╭──

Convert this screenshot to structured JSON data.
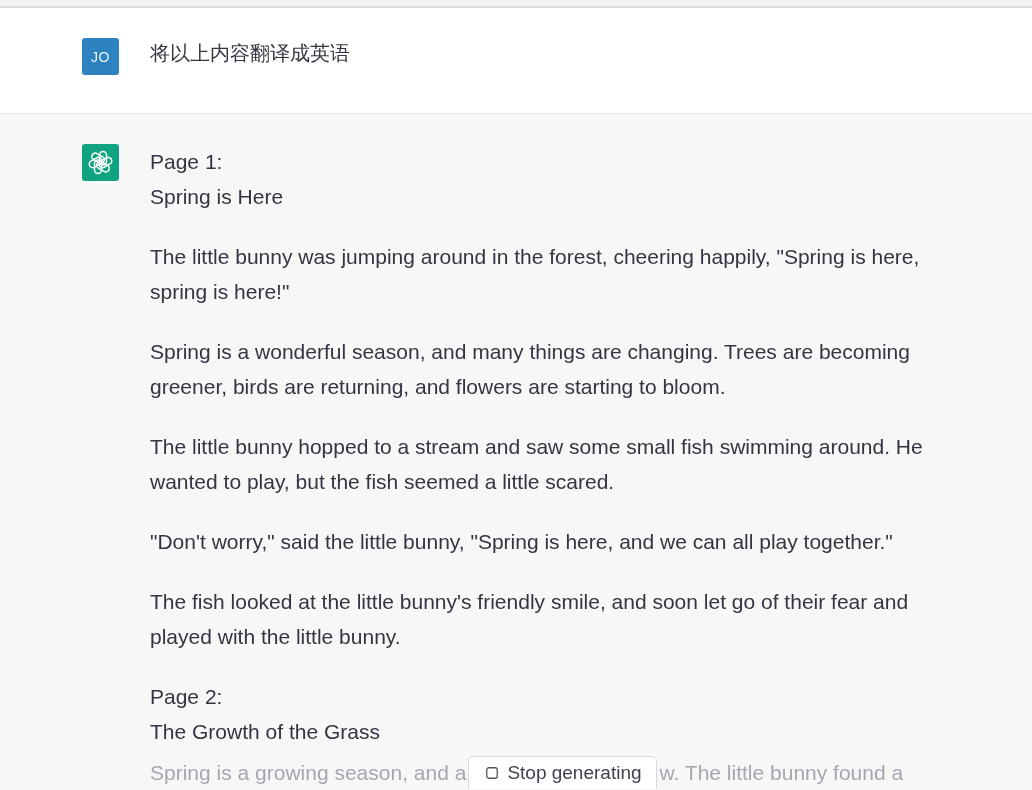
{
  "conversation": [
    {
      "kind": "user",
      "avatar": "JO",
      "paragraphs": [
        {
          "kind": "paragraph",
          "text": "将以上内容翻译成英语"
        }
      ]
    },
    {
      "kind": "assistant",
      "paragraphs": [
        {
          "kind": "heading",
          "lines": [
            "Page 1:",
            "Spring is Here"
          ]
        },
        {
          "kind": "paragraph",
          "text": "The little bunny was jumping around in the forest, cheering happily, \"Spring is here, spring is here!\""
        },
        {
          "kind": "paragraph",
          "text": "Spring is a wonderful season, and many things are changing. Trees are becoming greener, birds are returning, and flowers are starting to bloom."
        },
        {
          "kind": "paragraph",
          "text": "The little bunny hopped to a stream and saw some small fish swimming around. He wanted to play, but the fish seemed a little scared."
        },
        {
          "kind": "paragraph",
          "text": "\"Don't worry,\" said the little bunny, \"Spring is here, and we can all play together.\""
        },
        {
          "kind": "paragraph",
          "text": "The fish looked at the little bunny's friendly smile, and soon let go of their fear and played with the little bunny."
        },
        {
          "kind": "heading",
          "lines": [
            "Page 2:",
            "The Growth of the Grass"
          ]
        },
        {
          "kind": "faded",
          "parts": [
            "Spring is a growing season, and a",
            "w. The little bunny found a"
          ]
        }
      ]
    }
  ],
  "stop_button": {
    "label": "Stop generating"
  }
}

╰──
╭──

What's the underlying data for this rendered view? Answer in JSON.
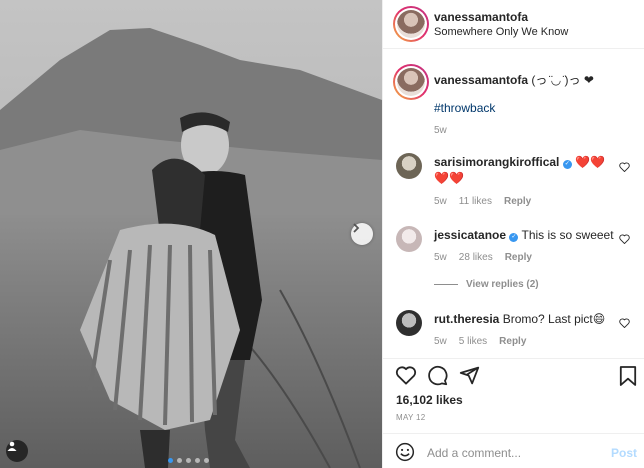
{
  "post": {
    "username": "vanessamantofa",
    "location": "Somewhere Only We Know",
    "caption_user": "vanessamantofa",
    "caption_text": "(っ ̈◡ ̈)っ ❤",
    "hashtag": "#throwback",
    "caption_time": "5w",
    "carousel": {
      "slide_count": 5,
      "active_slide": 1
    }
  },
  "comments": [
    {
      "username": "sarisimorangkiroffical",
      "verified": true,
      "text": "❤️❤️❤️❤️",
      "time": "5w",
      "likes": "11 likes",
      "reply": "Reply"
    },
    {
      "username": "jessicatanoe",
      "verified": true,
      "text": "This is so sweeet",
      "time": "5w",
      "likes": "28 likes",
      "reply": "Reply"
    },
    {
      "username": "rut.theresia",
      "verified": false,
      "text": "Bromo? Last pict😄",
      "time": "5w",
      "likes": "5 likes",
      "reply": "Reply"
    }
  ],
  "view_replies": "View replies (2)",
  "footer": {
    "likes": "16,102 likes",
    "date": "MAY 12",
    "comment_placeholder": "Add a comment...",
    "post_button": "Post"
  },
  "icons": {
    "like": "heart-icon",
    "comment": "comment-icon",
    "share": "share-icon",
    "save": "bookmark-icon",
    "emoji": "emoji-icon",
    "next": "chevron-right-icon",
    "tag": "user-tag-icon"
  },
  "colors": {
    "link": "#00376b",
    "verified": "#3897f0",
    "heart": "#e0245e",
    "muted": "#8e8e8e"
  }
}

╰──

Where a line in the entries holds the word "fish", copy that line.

          "text": "The little bunny hopped to a stream and saw some small fish swimming around. He wanted to play, but the fish seemed a little scared."
          "text": "The fish looked at the little bunny's friendly smile, and soon let go of their fear and played with the little bunny."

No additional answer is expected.